Since Forster’s time, it has become clear that animal and plant diversity increases greatly as one goes towards the equator, not only on islands but on all continents as well. This pattern has raised great scientific speculation on the possible ecological and evolutionary causes and consequences of this phenomenon. Among ecologists, it is widely believed that the increase in species diversity characteristic of lower, more tropical latitudes will also increase the intensity of ecological interactions among species. Competition, predation, and parasitism are just a few examples of the biological interactions that are thought to become more intense within tropical latitudes. This increase in species interactions at lower latitudes likely imposes strong evolutionary selective pressures for mechanisms that could reduce the intensity of negative interactions. As a result, species at lower latitudes are expected to have higher levels of specialization to lessen competition, and stronger defenses to reduce predation. However, despite the major advances on documenting the latitudinal species gradient, convincing evidence on the existence of a similar pattern in the intensity of species interactions and mechanisms to alleviate their effect is still scarce.
For plants, in particular, it is expected that plant species at lower latitudes will have a greater and more diverse set of potential herbivores (animals that eat plants) and therefore, higher levels of “herbivore evolutionary pressure”. Similarly, as the herbivore evolutionary pressure increases with lower latitudes, it is also expected that plant species are likely to have evolved greater mechanical and chemical anti-herbivore defenses in response to this greater herbivore pressure. FIU’s Plant Chemical Ecology Lab is driven by the search for such evidence in plant-herbivore interactions.
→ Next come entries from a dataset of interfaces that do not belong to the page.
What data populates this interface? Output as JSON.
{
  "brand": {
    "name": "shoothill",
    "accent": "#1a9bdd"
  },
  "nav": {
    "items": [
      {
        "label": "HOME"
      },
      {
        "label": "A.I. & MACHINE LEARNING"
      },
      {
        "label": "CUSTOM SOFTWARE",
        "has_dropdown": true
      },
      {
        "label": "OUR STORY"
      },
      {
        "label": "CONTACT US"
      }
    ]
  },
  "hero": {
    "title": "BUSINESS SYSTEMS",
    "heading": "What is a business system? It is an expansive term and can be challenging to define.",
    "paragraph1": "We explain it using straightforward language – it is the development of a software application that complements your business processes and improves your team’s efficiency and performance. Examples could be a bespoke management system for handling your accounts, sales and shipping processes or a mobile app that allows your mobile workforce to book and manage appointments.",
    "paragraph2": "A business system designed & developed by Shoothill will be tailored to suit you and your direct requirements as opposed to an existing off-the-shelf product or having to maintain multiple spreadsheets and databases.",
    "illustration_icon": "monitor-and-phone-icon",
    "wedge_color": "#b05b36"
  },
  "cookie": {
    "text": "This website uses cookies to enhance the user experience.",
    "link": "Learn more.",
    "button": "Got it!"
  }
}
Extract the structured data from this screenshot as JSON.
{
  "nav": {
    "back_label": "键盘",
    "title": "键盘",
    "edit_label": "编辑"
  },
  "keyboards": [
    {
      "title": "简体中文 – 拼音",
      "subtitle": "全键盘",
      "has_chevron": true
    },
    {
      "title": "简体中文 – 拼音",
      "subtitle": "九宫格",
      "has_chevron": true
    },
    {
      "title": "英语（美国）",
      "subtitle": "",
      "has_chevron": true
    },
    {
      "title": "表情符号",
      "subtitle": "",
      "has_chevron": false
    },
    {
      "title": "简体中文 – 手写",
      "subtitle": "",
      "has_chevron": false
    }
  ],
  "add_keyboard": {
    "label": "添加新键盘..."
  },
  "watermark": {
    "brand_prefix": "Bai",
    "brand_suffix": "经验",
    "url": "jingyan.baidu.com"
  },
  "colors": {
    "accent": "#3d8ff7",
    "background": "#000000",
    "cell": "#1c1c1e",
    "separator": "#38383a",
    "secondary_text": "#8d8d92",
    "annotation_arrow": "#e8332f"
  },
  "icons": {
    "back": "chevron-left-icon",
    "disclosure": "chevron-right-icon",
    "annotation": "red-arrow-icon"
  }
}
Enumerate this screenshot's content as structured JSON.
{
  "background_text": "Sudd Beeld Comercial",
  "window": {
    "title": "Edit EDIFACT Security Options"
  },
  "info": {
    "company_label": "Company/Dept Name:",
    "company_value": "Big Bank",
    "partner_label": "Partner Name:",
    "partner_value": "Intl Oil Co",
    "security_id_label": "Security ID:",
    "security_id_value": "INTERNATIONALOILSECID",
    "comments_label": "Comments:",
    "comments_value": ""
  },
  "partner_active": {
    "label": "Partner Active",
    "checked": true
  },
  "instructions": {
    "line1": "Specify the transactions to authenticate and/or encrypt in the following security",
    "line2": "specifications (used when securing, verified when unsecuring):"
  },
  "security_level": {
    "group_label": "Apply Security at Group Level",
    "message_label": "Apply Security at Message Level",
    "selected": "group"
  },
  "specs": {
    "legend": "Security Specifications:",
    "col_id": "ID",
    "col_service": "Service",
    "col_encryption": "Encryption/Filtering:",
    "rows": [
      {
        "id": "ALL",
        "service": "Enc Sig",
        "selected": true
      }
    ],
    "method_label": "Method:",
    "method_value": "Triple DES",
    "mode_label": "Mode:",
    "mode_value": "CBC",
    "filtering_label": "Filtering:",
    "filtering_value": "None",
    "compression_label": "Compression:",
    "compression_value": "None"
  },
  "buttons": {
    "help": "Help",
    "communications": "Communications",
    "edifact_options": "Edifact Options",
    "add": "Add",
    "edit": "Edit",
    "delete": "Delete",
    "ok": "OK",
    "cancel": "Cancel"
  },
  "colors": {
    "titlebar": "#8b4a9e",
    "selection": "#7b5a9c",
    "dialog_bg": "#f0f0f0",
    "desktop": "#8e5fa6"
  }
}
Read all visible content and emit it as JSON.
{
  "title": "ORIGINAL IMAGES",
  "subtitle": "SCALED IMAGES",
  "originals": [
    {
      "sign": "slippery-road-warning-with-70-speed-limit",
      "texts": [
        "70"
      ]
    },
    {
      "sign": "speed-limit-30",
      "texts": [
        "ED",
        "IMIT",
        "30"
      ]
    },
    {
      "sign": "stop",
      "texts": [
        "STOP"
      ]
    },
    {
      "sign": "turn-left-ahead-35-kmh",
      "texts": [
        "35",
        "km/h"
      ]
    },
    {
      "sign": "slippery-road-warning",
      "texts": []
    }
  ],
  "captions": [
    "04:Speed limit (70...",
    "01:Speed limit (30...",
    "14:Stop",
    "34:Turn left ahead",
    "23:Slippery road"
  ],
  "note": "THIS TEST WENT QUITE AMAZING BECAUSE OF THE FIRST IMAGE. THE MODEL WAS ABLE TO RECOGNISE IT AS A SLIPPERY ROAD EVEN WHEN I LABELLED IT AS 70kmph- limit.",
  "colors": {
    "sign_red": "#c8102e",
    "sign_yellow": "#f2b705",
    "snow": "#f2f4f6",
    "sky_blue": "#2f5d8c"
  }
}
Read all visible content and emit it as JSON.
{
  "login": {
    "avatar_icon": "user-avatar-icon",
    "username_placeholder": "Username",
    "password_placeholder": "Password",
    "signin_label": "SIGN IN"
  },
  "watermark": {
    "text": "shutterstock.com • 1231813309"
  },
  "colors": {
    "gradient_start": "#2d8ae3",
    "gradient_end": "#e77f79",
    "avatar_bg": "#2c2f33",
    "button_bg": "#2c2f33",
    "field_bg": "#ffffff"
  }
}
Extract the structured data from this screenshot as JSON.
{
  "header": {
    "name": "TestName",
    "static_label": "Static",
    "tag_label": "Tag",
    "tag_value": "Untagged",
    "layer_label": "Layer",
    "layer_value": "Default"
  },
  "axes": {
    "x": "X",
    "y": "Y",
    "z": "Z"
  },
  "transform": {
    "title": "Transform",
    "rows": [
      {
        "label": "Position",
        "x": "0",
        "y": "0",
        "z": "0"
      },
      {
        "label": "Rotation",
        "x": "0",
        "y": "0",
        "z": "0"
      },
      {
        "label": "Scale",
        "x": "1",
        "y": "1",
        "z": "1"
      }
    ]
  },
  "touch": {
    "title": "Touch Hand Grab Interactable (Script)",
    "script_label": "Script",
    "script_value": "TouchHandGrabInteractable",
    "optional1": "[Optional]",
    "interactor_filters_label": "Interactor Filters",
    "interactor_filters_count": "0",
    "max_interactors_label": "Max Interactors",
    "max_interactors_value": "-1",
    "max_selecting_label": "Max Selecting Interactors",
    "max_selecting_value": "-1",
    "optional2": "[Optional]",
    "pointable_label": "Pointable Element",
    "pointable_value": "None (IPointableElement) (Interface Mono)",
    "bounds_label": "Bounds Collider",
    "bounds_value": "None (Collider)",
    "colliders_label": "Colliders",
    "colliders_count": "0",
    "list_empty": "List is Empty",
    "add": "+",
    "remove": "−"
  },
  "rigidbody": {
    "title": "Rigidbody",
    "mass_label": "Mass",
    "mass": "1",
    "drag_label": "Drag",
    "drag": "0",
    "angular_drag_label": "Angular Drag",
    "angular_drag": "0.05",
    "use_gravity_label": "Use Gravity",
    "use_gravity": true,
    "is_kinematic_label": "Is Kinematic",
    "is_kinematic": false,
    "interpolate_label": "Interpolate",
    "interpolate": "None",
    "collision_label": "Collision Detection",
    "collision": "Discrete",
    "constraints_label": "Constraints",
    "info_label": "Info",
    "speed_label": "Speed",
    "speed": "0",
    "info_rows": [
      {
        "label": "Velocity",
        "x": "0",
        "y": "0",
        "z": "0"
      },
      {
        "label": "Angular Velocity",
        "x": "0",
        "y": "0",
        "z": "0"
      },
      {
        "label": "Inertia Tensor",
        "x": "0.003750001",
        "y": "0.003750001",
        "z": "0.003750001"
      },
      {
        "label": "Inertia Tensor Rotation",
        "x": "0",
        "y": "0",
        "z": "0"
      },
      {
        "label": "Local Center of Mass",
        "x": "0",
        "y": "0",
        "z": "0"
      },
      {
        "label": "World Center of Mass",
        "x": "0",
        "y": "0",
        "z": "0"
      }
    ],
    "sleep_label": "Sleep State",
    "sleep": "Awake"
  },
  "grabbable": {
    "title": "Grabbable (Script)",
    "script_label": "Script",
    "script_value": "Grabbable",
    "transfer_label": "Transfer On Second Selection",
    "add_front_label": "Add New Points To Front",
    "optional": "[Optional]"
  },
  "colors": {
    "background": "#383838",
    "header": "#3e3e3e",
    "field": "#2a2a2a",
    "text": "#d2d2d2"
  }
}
Other research avenues
Our Lab is always open for collaborations and visiting students and researchers. Here is an exciting list of past and current collaborations:
-With Dr. Alan Chambers (UF): we have investigated how curing techniques affect vanilla’s final chemical composition.
-With Maria Pimeinta (PhD student): we help explore the changes in the flower scent of Guettarda species.
-With Nico Sebesta (PhD student): we help characterize and quantify the sugar composition of the extrafloral nectar sugar found in invasive ferns.